moral decisions, regret and a hint of the supernatural making it a worthwhile read.
He also coined several English phrases such as 'Water, water everywhere but
not a drop to drink' (rendered) and has also added several words to the English
His other famous works include Christabel and Kubla Khan.

Kubla Khan

Or, a vision in a dream. A Fragment.

In Xanadu did Kubla Khan

A stately pleasure-dome decree:

Where Alph, the sacred river, ran

Through caverns measureless to man

Down to a sunless sea.

So twice five miles of fertile ground

With walls and towers were girdled round;

And there were gardens bright with sinuous rills,

Where blossomed many an incense-bearing tree;

And here were forests ancient as the hills,

Enfolding sunny spots of greenery.

But oh! that deep romantic chasm which slanted

Down the green hill athwart a cedarn cover!

A savage place! as holy and enchanted

As eer beneath a waning moon was haunted

By woman wailing for her demon-lover!

And from this chasm, with ceaseless turmoil seething,

As if this earth in fast thick pants were breathing,

A mighty fountain momently was forced:

Amid whose swift half-intermitted burst

Huge fragments vaulted like rebounding hail,

Or chaffy grain beneath the threshers flail:

And mid these dancing rocks at once and ever

It flung up momently the sacred river.

Five miles meandering with a mazy motion

Through wood and dale the sacred river ran,

Then reached the caverns measureless to man,

And sank in tumult to a lifeless ocean;

And mid this tumult Kubla heard from far

Ancestral voices prophesying war!

The shadow of the dome of pleasure

Floated midway on the waves;

Where was heard the mingled measure

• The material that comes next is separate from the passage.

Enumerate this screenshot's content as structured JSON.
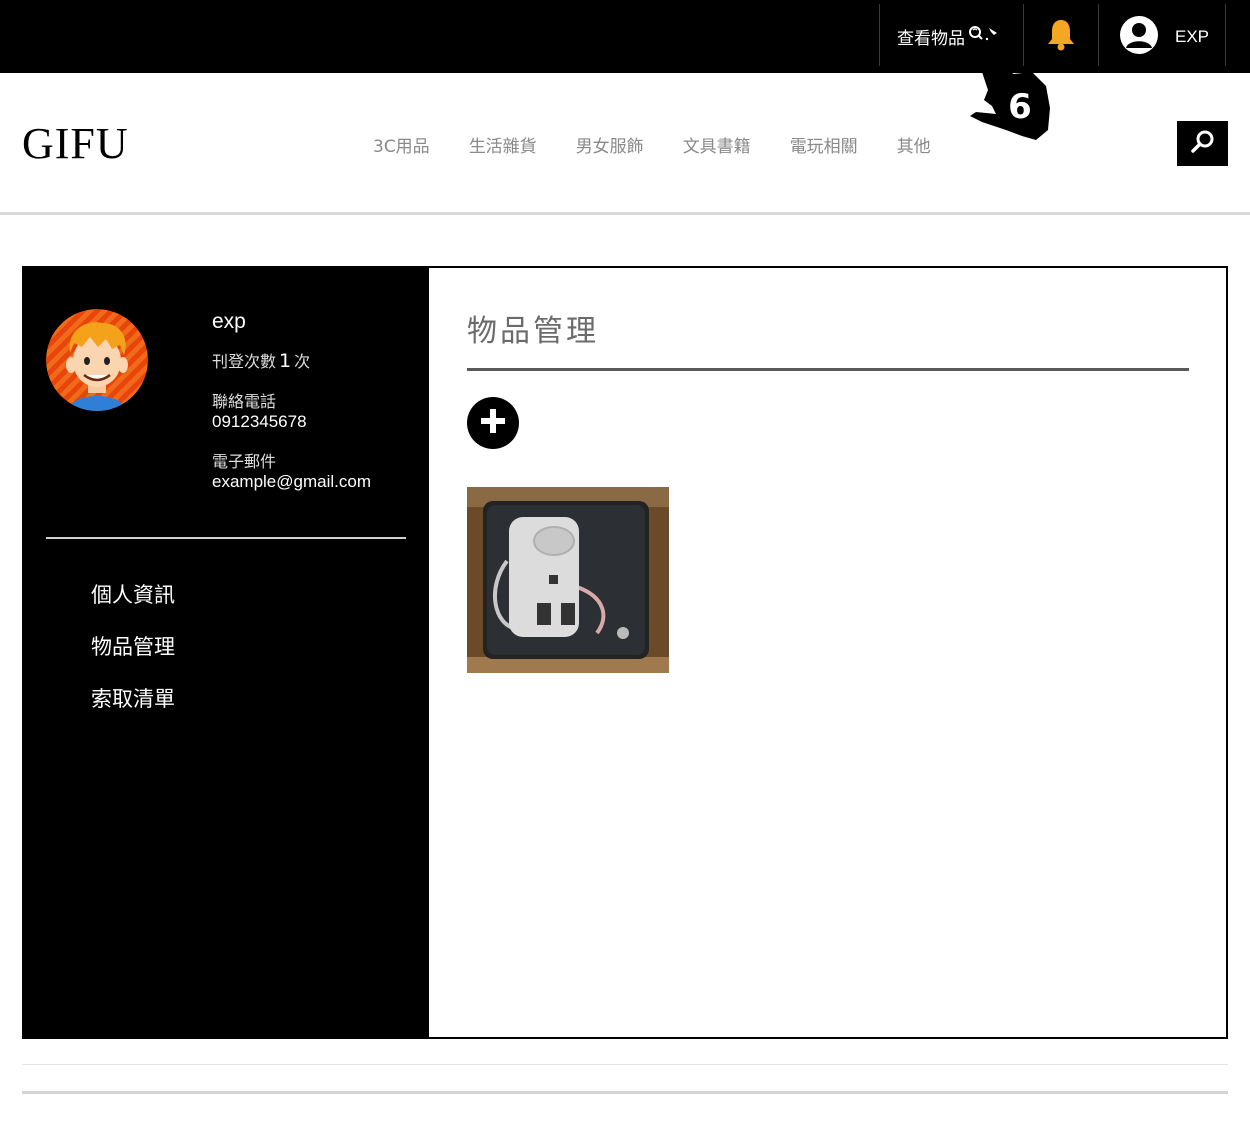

From the fountain and the caves.

It was a miracle of rare device,

A sunny pleasure-dome with caves of ice!

In a vision once I saw:

It was an Abyssinian maid

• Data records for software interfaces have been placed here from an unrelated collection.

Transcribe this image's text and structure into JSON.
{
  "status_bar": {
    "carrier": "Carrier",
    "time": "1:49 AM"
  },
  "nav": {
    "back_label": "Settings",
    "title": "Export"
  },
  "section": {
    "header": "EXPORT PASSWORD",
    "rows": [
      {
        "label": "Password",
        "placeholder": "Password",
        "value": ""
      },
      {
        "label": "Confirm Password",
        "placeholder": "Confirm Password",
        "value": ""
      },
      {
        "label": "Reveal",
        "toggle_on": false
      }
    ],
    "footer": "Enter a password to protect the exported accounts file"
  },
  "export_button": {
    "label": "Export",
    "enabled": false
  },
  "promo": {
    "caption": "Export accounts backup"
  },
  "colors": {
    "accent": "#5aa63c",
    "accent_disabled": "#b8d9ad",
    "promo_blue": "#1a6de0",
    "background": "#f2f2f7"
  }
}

And on her dulcimer she played,

Singing of Mount Abora.

Could I revive within me

Her symphony and song,

To such a deep delight twould win me,

That with music loud and long,

I would build that dome in air,

That sunny dome! those caves of ice!

And all who heard should see them there,

And all should cry, Beware! Beware!

His flashing eyes, his floating hair!

Weave a circle round him thrice,

And close your eyes with holy dread

For he on honey-dew hath fed,

And drunk the milk of Paradise.

7. Elizabeth Browning
Elizabeth Browning is a well-acclaimed poet of the Victorian Era who was known
throughout Britain and the United States. She wrote poems from the age of 6 and
her collection was one of the largest of any juvenile in that age. Her most notable
works include the volume Poems, The Seraphim and Other Works.
She is best remembered by her poems How Do I Love Thee? and Aurora Leigh

How Do I Love Thee? (Sonnet 43)

How do I love thee? Let me count the ways.

I love thee to the depth and breadth and height

My soul can reach, when feeling out of sight

For the ends of being and ideal grace.

I love thee to the level of every days

Most quiet need, by sun and candle-light.

I love thee freely, as men strive for right.

I love thee purely, as they turn from praise.

I love thee with the passion put to use

In my old griefs, and with my childhoods faith.

I love thee with a love I seemed to lose

With my lost saints. I love thee with the breath,

Smiles, tears, of all my life; and, if God choose,

I shall but love thee better after death.

You may consult other websites and complete the analyzes of the poetry works.
It is individual, not in group.
Deadline: 15th November, 2016.
Be original